Within the records below, find each line that holds the string "через", then copy it.

App and web page records:
+--

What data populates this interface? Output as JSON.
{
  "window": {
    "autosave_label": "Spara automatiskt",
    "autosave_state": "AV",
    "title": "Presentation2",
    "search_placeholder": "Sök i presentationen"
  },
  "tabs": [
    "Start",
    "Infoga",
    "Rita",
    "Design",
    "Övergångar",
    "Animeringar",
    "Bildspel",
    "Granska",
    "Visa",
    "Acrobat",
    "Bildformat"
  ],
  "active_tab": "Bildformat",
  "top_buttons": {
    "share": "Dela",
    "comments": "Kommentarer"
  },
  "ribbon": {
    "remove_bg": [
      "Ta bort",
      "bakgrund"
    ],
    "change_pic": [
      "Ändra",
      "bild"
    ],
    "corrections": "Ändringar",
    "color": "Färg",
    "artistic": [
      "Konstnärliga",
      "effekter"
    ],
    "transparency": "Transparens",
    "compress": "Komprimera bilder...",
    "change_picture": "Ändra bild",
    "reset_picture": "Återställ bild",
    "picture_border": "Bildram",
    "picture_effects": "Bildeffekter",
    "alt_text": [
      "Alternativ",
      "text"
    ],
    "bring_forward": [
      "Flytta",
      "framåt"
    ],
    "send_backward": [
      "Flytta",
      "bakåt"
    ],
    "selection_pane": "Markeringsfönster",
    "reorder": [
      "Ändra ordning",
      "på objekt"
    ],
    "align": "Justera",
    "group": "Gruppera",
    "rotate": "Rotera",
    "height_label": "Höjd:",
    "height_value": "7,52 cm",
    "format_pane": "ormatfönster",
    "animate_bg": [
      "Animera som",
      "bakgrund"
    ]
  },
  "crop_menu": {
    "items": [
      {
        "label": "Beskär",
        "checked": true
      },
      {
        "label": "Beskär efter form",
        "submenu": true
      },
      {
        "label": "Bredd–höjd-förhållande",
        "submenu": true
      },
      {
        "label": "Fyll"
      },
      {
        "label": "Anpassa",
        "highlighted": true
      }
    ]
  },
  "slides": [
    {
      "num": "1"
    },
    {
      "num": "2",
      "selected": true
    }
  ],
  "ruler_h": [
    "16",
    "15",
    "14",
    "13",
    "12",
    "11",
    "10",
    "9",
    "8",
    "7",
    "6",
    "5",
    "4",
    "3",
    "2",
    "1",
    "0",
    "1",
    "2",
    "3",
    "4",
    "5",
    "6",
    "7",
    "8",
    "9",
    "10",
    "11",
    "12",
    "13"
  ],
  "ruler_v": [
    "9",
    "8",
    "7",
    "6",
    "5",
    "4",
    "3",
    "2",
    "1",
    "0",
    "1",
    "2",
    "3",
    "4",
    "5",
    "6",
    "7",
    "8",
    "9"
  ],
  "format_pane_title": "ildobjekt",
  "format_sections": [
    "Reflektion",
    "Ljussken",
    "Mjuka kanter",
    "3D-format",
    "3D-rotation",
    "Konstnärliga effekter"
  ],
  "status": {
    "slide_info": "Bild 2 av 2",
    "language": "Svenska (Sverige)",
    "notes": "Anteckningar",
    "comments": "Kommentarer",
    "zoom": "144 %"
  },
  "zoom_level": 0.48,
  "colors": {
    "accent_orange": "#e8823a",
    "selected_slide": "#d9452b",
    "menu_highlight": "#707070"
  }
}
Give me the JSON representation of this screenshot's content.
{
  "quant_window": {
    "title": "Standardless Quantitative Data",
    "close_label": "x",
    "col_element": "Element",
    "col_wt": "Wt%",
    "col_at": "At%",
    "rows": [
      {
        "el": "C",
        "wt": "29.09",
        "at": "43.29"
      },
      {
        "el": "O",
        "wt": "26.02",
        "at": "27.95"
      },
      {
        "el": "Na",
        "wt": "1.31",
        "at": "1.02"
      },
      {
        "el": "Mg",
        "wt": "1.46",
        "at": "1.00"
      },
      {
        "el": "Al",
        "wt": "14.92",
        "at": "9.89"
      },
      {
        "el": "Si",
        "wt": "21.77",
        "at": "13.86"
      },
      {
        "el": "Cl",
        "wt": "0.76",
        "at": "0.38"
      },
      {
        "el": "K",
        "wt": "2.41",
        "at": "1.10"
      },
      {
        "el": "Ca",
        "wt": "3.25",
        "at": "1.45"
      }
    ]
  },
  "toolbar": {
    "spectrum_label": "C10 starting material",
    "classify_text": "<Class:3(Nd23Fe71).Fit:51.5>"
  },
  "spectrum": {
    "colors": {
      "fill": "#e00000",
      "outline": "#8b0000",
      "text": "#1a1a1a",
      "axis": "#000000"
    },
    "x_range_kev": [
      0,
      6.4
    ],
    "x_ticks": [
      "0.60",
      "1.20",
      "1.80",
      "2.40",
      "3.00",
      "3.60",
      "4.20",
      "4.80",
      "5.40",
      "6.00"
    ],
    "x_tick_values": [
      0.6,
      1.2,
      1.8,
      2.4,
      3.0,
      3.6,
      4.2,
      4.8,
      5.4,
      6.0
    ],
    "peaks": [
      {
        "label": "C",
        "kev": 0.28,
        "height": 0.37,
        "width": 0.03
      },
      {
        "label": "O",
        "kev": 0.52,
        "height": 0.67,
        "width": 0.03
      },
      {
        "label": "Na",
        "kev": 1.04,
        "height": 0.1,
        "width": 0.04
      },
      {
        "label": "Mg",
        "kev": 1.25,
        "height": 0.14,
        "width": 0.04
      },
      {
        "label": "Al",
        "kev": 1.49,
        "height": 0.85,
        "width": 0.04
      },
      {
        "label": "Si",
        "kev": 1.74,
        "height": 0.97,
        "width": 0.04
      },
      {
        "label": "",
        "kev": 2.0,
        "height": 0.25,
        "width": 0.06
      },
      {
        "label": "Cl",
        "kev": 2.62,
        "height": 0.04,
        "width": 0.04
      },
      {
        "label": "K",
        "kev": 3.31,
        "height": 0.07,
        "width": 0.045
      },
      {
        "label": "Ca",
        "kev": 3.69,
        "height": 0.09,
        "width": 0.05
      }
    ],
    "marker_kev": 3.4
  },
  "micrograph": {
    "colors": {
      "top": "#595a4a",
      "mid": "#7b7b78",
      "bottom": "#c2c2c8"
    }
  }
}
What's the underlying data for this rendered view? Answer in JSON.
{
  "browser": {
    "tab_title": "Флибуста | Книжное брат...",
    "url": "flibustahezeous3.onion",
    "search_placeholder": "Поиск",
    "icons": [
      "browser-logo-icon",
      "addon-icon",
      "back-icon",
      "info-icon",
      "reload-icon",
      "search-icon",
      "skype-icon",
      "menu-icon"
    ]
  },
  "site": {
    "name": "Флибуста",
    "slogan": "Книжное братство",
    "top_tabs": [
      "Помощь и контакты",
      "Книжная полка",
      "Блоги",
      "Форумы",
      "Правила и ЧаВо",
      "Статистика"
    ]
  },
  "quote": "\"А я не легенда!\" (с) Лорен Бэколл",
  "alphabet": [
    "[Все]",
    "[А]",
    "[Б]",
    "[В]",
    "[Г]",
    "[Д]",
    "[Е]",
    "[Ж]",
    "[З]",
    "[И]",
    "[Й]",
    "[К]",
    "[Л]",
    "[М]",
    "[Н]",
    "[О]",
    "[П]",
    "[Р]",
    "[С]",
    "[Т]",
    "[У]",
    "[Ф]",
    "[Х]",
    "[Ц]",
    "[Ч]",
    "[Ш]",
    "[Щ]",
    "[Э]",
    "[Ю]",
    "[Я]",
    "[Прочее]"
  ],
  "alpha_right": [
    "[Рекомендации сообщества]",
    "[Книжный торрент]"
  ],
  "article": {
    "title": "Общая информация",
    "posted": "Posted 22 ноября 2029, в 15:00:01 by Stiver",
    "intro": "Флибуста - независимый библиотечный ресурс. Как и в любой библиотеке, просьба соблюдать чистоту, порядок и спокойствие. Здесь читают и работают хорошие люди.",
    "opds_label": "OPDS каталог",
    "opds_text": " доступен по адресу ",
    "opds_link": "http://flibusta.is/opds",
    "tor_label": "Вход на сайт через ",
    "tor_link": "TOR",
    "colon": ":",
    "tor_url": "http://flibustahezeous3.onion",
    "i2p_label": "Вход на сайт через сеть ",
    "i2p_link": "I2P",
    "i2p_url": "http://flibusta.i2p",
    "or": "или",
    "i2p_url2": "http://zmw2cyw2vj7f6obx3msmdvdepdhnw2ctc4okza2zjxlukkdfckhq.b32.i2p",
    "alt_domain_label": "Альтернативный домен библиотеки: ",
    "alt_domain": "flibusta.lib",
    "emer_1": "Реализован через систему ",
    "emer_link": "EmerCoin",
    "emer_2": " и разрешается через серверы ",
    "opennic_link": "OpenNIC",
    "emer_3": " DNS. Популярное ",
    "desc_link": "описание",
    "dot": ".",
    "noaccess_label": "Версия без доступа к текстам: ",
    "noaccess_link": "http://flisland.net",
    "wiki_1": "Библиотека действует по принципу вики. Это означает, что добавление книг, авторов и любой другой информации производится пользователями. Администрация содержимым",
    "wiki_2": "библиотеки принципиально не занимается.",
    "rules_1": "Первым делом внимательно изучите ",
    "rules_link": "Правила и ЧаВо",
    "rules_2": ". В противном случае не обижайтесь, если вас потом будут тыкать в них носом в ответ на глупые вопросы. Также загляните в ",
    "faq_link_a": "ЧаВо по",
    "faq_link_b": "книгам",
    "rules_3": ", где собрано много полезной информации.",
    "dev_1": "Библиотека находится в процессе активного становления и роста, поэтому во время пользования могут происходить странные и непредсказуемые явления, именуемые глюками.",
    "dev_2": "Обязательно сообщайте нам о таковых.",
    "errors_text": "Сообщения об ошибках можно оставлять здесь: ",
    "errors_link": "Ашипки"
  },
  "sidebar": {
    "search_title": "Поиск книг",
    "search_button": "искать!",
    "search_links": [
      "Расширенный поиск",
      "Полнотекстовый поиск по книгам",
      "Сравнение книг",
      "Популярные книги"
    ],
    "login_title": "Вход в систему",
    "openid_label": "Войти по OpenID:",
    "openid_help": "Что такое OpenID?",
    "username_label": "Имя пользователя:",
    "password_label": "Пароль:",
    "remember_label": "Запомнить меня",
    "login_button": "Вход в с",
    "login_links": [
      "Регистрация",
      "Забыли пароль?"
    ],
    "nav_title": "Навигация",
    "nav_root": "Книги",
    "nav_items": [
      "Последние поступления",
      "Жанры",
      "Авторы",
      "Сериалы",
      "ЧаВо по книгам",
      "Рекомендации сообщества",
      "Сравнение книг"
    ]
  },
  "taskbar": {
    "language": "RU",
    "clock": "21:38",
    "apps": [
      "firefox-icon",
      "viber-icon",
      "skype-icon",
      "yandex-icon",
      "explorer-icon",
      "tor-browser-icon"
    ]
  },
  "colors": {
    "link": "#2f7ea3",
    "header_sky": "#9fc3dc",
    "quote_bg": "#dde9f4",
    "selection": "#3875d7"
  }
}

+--

-- Finished task --
    "tor_label": "Вход на сайт через ",
    "i2p_label": "Вход на сайт через сеть ",
    "emer_1": "Реализован через систему ",
    "emer_2": " и разрешается через серверы ",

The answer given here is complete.